I can personally relate to that, but also plenty of the kids I met in Belgrade. My puberty took place in Serbia, which is a very religious country. I remember seeing every day, not many, but the same metal kids on the city main square, wearing Dimmu Borgir and Cradle of Filth t-shirts and hoodies. To be honest, you couldn’t imagine having more hard core fans. Rock and metal fans were and still are treated there really badly, whether supporting Dimmu Borgir and Cradle of Filth or Sepultura and Death in my case. However, I believe their approach even strengthens their love for your band.
I can only imagine how hard that must have been and how applying a tough mentality to be able to daring enough to wear shirts in public like that, when you know there might be a confrontations with people, because they are so religious. That just shows how ironic the religious movements in the world are. They are supposed to be forgiving, while they do quite opposite. So, I am really proud to hear you guys were going and taking chances for just wearing a simple shirt.
It’s fair, people should also expect the best from the new album, because we have been away for so many years now
Therefore, not only for them, I would like to ask you, what we can expect from your upcoming new album.
You can expect what I would consider the best album we have done to date. I know every band says that but if I didn’t believe in us doing the best album in our career, there would not be a reason making it. (Laugh) It’s fair, people should also expect the best, because we have been away for so many years now. We have obviously something to prove, not only to ourselves but also to the fans. I think we will be able to deliver what they expect and once they hear the new album, they will probably forget about all of the year that went by without new music. I think it’s safe to say, that the record sounds more epic and majestic. Same goes for the brutal, black and primate side of the band. It’s truly more black metal this time.
So, can we say you were not that experimental but you rather extended the spectrum of your characters one level up?
Yeah, I think you nailed that right on the point. I am pretty confident with this release. We worked on it harder than on any other in the past. We have demoed each track to every little detail. Therefore, there won’t be any surprises for us when we will start the recording the album in the studio now. The main point is to get the best performance out of each person.
When you were writing the album, were you relying mainly on your core trio or did you give some creative space to other members, who are so far only active as touring musicians?

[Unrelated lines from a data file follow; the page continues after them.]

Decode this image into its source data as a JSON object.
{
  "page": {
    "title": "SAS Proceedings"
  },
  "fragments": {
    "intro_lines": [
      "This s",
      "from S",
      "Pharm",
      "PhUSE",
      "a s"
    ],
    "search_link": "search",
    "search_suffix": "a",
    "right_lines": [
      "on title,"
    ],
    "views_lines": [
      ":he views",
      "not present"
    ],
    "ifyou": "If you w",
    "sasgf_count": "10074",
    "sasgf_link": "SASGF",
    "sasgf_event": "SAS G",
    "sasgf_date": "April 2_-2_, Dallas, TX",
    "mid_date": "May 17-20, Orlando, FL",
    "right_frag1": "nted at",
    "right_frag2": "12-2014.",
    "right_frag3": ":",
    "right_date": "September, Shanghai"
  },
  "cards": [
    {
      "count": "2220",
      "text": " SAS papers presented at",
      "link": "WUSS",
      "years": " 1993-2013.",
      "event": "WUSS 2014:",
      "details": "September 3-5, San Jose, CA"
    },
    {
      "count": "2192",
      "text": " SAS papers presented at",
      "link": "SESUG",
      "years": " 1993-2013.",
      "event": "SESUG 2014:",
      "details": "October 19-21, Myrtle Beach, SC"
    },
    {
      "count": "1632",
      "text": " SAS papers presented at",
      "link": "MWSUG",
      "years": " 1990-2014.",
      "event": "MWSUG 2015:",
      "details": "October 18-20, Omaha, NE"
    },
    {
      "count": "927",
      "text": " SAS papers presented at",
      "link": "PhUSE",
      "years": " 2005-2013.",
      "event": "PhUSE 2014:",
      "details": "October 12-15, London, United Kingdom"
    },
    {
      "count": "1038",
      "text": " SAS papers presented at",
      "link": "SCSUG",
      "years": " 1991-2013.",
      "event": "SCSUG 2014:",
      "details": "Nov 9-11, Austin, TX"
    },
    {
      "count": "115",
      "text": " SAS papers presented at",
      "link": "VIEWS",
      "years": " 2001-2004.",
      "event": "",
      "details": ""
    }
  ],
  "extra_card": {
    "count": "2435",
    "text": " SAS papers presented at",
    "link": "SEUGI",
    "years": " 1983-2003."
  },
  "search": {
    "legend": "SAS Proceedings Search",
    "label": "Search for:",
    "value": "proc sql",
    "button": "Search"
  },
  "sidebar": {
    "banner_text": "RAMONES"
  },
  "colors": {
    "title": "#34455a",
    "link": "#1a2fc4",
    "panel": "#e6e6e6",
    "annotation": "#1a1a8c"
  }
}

It was just Shagrath, Galder and myself, who did the writing on this album. We had little bit of assistance from keyboard player Gerlioz, but it was less than on the previous release. Working in trio seems to be working the best and it also means there are less cooks in the kitchen. (Laugh)